# [What the task asks]
Extract from the listing each line in which the word "name" appears.

# [Data to process]
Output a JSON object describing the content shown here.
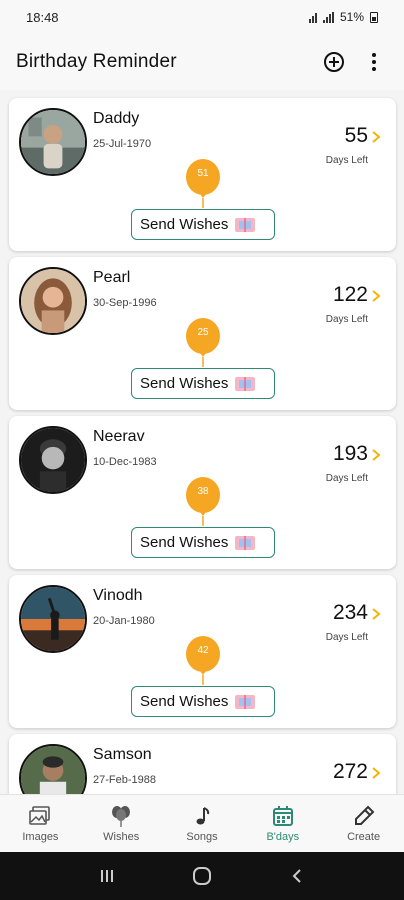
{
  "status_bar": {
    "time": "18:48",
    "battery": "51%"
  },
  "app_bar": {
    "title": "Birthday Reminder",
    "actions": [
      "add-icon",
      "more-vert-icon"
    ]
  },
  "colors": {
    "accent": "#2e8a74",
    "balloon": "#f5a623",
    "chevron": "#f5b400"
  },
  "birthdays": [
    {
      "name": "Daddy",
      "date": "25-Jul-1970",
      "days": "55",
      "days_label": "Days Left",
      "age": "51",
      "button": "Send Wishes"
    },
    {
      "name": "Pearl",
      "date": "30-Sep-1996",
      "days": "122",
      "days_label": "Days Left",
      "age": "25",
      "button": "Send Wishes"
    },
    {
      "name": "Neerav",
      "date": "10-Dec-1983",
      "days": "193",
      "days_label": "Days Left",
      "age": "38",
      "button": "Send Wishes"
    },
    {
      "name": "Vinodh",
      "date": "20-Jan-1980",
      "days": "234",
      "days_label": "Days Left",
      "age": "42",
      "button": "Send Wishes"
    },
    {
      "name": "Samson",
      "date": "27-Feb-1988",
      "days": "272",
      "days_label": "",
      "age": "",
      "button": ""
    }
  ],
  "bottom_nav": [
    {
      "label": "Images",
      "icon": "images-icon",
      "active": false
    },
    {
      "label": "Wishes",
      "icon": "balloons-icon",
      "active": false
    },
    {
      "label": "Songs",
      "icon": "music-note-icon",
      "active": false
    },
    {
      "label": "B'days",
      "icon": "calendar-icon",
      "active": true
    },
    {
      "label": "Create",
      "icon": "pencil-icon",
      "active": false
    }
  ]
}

# [Answer below]
      "name": "Daddy",
      "name": "Pearl",
      "name": "Neerav",
      "name": "Vinodh",
      "name": "Samson",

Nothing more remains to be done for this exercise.